LOADING

Type to search

Opinion

Senior plans road trip to the Rally to Restore Sanity

On Thursday, three friends and I will road trip 17 hours and over 1,000 miles to Washington, D.C., to participate in Jon Stewart’s Rally to Restore Sanity. Celebrating level-headedness and civil discourse, we’ll be joined by hundreds of thousands of other reasonable people holding signs that read, “Death to nobody,” or “I disagree with you, but I’m pretty sure you’re not Hitler.”

Although Stewart’s rally will most likely involve humor, the crux of his message should be taken seriously—the hate-filled rhetoric that clouds our country’s political discourse is steadily deterring levelheaded people from the democratic process.

By just watching five minutes of cable news or picking up a newspaper, you can see that Americans are upset and rightfully so. People are losing their jobs; soldiers are dying in a decade-long war; the environment is being destroyed in the name of short-term corporate profit.

And all while this is happening, cable-news talking heads and desperate politicians spend their public time blaming familiar scapegoats, calling each other names and injecting fear into the conversation. Even when they claim to talk about the issues, conversations end in a virtual shouting match. This is the absolute wrong way of solve our national problems.

We should be able to trust our politicians to make the best decisions collectively for all Americans, while also trusting our news outlets to deliver information without bias. Unfortunately, there are countless examples of where disagreement has gone too far, and no one’s hands were clean in these situations. Both political parties and the media forgot the meaning of a healthy dialogue or what bipartisanship really means. We let our emotions get the best of us in this difficult time for our country.

We can look at the ignorant ways people have described our president—as a Kenyan Muslim fascist socialist—which has furthered racial and religious tensions in the U.S.

Or we can look at our elections. I went home to Chicago last weekend and was appalled by the political ads running on TV. “Mark Kirk is a liar.” “Alexi Giannoulias is a bigger liar.” “Pat Quinn is a Chicago crook.” “Bill Brady is a Tea Party extremist.” The commercial break for SportsCenter was more stressful than my midterms back here at Drake.

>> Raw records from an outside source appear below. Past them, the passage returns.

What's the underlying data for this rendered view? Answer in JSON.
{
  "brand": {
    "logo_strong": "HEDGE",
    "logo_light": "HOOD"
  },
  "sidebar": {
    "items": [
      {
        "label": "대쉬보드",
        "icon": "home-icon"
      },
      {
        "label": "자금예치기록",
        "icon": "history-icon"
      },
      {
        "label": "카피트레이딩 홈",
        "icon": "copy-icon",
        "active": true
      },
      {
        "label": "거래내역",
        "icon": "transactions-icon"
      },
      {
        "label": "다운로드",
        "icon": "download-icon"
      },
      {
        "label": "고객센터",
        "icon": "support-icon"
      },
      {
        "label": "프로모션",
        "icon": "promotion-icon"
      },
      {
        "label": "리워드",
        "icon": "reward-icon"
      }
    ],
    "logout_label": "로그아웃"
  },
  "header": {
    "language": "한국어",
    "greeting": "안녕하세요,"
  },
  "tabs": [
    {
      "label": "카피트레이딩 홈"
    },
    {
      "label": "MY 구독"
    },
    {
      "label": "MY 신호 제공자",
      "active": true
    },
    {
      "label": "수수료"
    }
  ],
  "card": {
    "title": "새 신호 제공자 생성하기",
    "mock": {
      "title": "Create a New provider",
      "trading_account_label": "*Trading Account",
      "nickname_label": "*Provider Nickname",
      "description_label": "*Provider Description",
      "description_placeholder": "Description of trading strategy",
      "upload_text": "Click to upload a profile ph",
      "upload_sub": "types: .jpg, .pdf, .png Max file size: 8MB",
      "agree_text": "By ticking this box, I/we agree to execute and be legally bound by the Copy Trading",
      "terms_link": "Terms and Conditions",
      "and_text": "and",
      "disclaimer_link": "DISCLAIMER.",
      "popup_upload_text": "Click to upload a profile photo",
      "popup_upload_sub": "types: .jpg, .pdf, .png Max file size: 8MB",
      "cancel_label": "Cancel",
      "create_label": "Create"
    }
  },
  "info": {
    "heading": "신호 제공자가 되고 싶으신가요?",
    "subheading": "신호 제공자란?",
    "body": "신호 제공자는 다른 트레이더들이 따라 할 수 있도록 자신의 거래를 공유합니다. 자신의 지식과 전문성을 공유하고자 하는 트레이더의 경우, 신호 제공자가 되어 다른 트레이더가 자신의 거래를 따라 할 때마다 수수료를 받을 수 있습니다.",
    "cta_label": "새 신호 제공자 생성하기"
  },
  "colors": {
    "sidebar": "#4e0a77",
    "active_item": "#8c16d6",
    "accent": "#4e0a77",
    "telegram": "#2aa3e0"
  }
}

We can even look to politicians using absolute statements or broad generalizations of people in the hope of swaying voters’ opinions. These disingenuous generalizations help no one in the end. Not all Muslims are terrorists, not every Democrat loves taxes, not every Republican is a Christian fundamentalist, and not every Tea Partier is a racist. It is quite simple, really.

Our country is not unfamiliar with loud, apocalyptical and impassioned demagoguery that we see today. Busing protests of the ‘70s, Iraq War protests of recent years and many others have often crossed the lines of sane democratic discourse. I have nothing against protests for causes. I have issues when shouting and hate replaces peaceful demonstrations.

It’s not even new for the world. Go to the BBC or Reuters websites and you can see violent protests in France after the government voted to raise the country’s retirement age, or see protestors take over the Acropolis in Athens over unpaid wages.

So, with all of this virtual white noise that surrounds us—through cable news, in Congress and across the Internet-—it makes sense that Stewart’s rally would gain so much popularity. It made a lot of sense to my friends and me who are making the 17-hour drive to D.C. And it surely makes sense to the people attending the 800 concurring rallies happening in 67 countries around the world.

Legends on Court Avenue will also hold their own viewing party/rally that day from 11 a.m. to 2 p.m.

Talking with my friend Kate who is going on the trip to the D.C., she said that this is an once-in-a-lifetime opportunity to stand up for levelheadedness. It’s also the first satirical rally that comes to her mind.

We don’t know what to expect from the rally, but we do know we will have some laughs and gather on the National Mall in the name of sanity. Hopefully, our rally will send a message that Americans are tired of the hate and fear mongering in our country’s politics and ready to have a respectful and productive conversation on solving our nation’s problems.

Vasilogambros is a senior politics and news/Internet double major, and can be contacted at matthew.vasilogambros@drake.edu.

Tags:

2 Comments

  1. Linda McGowan October 25, 2010

    Hey Matt, Terrific commentary! My husband and I are going too and look forwared to level headedness and sanity! We’re in our sixty’s and have seen the change in rhetoric. It’s scary out there and hopefully, we can push for sanity! Linda and John McGowan

  2. l lewis October 25, 2010

    Great essay! The rally are being held in a number of states around the country. I am in Sacramento, California. There has been a grass roots effort to bring all these folks to our capitol building for an afternoon meetup after watching the Washington rally. We are not a red state or a blue state. Americans need to get away from this either/or mentality and face the challenges that need complex and rational solutions. This rally is uniting everyone across the US. This is a big virtual handshake.

Skip to content